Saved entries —
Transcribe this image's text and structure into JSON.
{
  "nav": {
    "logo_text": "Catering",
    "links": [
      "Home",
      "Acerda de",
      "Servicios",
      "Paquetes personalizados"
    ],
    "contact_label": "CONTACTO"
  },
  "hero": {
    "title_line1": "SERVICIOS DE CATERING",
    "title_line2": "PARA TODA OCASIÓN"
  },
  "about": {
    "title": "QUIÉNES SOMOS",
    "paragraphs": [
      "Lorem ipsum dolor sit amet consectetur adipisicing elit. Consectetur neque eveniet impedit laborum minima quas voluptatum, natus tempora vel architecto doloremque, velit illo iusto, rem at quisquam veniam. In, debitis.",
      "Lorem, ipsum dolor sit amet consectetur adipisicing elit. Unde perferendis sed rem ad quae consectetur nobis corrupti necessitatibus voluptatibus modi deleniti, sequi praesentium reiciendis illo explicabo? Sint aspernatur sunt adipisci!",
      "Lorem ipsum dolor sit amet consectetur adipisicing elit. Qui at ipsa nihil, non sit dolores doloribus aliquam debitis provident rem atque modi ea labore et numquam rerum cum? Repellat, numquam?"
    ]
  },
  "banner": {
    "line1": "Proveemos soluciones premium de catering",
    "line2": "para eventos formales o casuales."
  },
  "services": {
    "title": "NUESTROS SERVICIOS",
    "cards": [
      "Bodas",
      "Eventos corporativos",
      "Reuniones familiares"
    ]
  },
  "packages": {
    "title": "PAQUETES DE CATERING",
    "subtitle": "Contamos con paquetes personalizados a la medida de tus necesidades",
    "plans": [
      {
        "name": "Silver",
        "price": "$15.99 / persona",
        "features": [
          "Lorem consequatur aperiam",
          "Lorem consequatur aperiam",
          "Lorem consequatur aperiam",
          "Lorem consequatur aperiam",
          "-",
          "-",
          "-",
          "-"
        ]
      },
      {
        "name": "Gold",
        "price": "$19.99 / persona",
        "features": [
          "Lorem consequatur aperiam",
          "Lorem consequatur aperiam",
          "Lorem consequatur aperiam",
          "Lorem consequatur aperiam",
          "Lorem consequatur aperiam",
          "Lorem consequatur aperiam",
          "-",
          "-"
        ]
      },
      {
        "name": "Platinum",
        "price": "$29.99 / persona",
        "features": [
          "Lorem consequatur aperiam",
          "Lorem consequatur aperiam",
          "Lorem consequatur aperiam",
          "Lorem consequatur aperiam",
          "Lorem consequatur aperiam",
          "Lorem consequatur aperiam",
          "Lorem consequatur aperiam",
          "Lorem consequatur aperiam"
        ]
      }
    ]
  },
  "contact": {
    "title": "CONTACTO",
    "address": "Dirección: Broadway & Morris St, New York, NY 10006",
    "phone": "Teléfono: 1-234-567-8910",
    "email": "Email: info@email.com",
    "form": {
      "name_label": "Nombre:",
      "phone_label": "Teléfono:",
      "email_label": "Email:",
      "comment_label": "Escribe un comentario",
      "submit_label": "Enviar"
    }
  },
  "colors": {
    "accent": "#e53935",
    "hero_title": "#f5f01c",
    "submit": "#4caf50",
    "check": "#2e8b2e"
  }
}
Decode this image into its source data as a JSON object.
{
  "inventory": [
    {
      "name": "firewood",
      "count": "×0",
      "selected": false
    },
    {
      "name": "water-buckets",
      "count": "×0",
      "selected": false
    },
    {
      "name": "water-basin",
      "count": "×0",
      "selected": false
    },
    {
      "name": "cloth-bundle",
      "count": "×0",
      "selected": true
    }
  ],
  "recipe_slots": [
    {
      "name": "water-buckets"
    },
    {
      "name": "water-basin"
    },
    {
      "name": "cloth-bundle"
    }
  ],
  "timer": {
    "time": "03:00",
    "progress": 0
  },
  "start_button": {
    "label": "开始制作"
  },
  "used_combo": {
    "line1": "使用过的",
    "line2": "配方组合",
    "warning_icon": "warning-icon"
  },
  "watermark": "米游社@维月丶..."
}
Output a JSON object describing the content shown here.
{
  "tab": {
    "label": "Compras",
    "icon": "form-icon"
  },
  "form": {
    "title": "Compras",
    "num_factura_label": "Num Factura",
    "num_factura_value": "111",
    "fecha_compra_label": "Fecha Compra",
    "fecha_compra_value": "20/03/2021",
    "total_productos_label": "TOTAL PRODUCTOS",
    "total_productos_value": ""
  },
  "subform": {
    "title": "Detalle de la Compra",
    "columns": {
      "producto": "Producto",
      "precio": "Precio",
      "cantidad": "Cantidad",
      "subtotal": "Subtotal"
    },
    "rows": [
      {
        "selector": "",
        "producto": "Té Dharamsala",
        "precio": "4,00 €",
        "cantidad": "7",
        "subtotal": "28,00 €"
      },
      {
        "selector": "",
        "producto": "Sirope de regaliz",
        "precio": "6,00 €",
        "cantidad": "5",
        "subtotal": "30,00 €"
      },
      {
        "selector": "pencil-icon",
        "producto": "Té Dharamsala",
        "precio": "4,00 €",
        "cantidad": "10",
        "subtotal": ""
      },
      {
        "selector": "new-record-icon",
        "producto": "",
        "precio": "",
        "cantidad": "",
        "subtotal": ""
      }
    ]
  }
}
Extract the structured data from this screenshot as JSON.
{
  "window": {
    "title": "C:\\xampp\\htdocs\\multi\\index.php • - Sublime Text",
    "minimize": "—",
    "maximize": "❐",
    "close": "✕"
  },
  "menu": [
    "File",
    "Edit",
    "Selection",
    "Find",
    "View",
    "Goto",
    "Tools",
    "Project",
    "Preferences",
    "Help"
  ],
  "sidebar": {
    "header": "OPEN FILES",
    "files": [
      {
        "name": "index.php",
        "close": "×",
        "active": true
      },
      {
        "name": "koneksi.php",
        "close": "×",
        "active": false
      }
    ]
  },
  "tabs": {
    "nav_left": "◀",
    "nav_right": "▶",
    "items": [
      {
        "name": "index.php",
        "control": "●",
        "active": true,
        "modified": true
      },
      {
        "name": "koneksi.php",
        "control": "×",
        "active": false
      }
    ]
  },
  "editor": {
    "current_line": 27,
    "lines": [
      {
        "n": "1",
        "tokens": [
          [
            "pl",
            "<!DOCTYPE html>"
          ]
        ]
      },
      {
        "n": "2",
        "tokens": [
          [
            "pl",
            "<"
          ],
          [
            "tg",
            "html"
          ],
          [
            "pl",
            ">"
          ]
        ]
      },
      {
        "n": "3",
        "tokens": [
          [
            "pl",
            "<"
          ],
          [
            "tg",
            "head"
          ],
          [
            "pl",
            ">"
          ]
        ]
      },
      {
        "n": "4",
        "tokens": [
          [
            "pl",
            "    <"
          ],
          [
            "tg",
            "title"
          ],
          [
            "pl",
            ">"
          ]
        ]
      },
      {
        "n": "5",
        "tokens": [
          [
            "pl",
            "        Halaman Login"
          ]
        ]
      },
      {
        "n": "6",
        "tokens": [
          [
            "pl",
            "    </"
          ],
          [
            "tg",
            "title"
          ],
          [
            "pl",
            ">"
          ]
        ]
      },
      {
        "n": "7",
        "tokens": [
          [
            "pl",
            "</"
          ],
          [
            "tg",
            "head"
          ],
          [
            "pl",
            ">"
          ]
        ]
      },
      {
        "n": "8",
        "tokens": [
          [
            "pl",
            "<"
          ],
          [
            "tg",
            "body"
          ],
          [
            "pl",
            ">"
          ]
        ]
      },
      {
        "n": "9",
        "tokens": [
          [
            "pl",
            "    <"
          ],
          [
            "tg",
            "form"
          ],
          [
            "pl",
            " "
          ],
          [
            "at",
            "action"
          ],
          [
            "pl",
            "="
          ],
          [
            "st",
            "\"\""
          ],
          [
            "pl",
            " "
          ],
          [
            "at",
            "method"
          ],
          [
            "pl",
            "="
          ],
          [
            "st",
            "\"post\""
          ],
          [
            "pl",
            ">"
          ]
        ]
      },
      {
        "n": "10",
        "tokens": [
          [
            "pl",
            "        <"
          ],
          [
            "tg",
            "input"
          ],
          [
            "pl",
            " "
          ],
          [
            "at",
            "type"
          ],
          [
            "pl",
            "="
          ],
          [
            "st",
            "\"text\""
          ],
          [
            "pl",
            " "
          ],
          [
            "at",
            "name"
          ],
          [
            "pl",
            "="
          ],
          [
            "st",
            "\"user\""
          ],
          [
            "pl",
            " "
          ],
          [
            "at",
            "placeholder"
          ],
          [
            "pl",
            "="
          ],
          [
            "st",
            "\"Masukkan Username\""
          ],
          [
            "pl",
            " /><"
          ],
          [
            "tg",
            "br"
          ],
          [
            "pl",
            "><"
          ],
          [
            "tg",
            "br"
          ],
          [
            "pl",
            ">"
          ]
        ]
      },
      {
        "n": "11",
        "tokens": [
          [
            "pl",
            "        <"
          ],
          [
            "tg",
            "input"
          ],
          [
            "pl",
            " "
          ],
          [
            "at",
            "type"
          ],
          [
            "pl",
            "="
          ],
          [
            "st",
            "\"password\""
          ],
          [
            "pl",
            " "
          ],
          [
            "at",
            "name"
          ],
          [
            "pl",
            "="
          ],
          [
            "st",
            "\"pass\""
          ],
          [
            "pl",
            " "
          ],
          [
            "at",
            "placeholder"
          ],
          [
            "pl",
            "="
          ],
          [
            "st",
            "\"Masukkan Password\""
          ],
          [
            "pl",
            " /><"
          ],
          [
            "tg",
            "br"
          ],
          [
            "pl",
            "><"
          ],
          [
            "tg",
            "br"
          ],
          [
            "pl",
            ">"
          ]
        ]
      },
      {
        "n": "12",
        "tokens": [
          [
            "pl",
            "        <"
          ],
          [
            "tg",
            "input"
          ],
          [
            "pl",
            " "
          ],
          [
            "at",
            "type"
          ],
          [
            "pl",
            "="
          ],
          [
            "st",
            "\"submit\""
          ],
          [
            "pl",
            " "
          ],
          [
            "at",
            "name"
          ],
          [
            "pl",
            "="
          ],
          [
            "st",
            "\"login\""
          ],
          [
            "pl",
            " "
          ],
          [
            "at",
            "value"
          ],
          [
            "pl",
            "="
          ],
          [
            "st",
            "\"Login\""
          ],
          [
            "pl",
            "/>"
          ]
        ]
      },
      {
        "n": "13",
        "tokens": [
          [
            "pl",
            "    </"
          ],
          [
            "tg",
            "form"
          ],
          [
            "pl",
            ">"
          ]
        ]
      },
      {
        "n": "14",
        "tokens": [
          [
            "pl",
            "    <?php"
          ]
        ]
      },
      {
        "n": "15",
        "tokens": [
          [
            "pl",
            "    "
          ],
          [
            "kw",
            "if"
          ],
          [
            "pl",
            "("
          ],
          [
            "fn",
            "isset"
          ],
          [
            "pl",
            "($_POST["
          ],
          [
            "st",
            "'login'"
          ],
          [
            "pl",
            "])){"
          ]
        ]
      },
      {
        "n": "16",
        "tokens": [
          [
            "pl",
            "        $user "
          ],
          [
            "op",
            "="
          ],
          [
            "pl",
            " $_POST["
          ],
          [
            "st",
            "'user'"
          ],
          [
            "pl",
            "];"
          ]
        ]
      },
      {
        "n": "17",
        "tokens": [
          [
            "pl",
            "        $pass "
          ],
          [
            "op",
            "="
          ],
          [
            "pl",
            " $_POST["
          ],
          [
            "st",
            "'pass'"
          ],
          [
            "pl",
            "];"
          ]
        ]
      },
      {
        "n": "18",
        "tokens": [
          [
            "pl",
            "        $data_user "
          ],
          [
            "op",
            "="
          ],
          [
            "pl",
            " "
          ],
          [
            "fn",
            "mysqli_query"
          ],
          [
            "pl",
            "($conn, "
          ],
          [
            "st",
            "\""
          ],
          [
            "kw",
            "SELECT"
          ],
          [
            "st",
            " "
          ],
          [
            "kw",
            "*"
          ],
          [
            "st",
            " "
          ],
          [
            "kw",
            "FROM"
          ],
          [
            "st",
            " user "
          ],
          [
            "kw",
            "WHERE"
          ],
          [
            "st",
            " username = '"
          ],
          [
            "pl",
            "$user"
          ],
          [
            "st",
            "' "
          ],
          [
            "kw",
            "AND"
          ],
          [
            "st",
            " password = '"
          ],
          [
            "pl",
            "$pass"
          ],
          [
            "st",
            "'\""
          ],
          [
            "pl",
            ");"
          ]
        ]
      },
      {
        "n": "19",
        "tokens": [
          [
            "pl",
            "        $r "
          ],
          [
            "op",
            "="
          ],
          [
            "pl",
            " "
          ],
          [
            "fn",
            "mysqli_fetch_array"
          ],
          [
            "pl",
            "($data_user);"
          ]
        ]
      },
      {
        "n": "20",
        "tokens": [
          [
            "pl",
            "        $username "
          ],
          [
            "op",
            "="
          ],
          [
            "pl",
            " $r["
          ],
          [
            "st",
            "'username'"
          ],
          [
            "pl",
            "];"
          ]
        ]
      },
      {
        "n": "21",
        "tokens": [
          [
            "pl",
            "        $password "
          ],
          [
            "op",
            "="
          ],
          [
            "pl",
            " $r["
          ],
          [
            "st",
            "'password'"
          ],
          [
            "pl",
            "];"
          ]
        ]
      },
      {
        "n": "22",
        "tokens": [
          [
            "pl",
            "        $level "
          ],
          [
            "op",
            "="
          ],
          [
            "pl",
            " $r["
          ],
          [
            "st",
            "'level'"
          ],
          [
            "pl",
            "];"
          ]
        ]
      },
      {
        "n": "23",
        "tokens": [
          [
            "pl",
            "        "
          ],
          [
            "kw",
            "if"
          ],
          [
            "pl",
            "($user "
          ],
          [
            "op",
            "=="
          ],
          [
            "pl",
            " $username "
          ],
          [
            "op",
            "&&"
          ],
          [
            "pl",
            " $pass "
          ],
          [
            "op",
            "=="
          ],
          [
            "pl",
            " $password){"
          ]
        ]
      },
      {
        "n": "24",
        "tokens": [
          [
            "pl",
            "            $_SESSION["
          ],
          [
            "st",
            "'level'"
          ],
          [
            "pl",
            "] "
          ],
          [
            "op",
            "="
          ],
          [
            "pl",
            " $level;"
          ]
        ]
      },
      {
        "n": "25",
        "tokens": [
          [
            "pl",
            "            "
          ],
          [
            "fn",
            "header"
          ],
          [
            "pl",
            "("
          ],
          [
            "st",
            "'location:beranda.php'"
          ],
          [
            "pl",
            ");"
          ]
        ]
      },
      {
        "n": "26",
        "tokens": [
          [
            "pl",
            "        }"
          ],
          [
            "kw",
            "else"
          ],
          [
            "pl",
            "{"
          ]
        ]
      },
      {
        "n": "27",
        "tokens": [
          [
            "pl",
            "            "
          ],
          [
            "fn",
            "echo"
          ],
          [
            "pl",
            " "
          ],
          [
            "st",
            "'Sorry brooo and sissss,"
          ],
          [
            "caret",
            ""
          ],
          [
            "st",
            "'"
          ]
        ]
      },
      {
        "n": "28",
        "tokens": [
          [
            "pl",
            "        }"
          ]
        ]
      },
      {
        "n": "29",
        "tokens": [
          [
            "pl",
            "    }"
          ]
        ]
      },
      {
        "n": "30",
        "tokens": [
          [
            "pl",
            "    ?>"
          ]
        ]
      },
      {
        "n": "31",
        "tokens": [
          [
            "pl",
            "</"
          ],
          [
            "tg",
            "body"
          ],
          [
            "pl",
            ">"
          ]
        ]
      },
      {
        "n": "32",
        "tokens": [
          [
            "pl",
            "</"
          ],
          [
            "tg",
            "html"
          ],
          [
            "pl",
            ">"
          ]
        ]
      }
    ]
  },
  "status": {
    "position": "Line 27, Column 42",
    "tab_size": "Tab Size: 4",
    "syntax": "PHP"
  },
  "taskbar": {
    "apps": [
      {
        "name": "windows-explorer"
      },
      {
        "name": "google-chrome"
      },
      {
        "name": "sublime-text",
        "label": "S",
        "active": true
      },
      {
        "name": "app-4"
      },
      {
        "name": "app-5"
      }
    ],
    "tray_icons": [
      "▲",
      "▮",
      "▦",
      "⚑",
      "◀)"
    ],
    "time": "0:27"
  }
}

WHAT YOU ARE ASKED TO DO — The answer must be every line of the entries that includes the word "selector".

ANSWER BOX —
        "selector": "",
        "selector": "",
        "selector": "pencil-icon",
        "selector": "new-record-icon",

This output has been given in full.